EXERCISE INSTRUCTIONS:
In the records below, find each line holding the word "subtitle" and copy it.

○ ○ ○

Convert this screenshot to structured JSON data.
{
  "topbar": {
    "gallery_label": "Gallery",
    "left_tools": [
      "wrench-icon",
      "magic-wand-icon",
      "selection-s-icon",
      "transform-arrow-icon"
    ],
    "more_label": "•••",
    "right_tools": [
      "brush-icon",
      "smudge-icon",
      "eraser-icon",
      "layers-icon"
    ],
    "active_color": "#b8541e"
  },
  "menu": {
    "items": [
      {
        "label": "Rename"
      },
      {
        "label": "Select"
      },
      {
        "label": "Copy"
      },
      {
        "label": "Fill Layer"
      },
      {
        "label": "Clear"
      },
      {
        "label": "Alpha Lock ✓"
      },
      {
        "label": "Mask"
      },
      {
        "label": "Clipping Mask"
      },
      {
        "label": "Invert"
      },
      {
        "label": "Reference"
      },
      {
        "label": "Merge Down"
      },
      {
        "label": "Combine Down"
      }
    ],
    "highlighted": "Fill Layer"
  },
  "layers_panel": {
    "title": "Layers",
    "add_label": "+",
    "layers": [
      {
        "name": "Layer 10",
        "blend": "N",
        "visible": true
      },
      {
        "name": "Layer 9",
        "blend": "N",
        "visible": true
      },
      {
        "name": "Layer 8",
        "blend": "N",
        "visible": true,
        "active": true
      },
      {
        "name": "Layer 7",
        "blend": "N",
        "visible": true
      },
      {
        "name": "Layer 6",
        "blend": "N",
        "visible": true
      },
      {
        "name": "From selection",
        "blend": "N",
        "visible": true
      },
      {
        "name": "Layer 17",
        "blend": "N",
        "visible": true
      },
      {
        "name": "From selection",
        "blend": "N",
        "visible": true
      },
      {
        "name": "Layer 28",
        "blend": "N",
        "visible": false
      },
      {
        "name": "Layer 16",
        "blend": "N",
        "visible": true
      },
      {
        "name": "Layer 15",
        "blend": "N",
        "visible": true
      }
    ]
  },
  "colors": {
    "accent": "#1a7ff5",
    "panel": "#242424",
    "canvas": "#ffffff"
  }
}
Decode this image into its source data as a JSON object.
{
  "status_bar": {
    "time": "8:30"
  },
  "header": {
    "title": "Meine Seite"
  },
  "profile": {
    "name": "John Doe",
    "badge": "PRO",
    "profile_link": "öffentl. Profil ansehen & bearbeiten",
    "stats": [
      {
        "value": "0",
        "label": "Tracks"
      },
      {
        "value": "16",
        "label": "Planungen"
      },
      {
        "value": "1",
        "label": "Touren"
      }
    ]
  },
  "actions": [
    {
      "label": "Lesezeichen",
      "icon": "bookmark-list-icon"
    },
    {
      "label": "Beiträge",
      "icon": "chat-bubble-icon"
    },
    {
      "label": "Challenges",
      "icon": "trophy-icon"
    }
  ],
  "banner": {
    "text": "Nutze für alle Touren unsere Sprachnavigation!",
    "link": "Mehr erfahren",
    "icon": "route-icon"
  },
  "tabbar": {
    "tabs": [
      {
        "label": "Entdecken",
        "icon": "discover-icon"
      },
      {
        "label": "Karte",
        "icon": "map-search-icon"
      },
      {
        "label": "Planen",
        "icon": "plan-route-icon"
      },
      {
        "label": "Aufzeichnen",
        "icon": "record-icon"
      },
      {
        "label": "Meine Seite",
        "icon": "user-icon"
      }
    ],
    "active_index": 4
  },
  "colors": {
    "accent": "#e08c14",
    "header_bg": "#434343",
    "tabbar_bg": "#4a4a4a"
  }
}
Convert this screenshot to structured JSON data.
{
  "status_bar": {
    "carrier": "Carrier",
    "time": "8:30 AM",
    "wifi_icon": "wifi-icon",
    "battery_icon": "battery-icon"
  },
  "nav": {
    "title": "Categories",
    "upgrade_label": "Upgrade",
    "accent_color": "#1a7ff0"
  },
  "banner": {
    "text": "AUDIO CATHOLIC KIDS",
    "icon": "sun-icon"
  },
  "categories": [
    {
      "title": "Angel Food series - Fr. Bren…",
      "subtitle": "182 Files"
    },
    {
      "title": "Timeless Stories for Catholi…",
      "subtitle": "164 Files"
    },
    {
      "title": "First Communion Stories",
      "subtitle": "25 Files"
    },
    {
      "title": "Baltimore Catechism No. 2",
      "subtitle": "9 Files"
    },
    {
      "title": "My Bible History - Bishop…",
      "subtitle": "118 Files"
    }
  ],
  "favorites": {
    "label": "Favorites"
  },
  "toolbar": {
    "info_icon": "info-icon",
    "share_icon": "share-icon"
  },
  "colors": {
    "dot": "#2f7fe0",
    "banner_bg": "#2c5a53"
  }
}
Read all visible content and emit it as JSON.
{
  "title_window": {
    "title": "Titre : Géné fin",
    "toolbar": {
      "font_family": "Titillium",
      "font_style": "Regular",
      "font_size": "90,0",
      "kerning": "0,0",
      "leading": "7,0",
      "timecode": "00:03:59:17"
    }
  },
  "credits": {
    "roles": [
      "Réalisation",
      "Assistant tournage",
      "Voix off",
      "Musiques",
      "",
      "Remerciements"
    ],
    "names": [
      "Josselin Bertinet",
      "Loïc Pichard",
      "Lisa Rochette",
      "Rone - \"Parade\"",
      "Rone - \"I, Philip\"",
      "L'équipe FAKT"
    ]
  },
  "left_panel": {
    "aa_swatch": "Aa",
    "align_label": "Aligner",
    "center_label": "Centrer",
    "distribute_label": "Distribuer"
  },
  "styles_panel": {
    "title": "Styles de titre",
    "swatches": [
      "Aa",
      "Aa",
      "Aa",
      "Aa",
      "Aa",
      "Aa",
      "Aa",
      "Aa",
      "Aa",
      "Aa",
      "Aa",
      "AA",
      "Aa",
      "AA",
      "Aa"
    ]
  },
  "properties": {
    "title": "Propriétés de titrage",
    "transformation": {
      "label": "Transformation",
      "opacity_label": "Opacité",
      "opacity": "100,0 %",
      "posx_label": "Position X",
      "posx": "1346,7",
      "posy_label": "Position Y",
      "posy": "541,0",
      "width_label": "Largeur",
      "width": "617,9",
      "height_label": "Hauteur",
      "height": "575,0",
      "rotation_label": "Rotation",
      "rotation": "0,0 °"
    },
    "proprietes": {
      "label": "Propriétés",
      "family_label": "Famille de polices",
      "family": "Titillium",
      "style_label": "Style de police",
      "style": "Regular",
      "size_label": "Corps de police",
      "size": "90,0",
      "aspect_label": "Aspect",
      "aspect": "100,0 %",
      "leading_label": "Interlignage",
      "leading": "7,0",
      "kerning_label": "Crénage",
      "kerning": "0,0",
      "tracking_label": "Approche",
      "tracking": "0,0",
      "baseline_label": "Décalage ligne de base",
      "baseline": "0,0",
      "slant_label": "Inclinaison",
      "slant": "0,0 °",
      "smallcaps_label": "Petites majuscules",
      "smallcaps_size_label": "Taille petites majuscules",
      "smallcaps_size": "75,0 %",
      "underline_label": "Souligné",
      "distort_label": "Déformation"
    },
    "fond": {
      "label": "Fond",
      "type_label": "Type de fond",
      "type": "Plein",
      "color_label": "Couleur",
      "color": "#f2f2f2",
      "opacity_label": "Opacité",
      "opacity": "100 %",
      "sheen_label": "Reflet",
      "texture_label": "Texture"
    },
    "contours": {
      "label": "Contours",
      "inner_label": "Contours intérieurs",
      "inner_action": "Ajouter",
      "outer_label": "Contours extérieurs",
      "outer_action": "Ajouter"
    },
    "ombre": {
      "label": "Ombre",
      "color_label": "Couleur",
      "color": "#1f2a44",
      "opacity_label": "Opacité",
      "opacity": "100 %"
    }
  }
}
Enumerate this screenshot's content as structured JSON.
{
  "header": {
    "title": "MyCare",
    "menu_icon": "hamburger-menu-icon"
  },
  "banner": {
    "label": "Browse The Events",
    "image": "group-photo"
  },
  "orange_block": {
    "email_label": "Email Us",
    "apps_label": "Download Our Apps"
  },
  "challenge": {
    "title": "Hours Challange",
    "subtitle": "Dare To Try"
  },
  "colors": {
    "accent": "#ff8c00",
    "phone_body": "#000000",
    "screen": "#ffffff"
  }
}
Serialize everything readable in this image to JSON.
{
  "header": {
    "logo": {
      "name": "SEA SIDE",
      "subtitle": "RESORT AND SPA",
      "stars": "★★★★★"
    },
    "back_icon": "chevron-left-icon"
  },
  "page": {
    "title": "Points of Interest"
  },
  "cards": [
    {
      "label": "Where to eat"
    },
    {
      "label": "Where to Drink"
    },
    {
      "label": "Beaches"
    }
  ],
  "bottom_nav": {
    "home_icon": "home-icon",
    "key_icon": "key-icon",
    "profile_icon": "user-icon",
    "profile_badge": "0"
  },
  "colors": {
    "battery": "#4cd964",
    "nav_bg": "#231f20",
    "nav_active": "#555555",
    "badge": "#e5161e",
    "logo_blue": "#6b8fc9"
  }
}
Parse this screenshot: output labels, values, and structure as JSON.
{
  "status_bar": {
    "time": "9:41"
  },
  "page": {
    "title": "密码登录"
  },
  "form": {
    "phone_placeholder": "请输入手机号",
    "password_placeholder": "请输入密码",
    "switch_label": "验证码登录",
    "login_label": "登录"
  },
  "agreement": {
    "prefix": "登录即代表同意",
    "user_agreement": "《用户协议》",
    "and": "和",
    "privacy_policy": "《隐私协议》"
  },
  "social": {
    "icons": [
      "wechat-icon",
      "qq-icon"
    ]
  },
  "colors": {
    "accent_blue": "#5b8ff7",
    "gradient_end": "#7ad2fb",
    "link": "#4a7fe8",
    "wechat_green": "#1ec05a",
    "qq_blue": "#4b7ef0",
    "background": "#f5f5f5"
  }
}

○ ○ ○

ANSWER BOX:
      "subtitle": "182 Files"
      "subtitle": "164 Files"
      "subtitle": "25 Files"
      "subtitle": "9 Files"
      "subtitle": "118 Files"
    "subtitle": "Dare To Try"
      "subtitle": "RESORT AND SPA",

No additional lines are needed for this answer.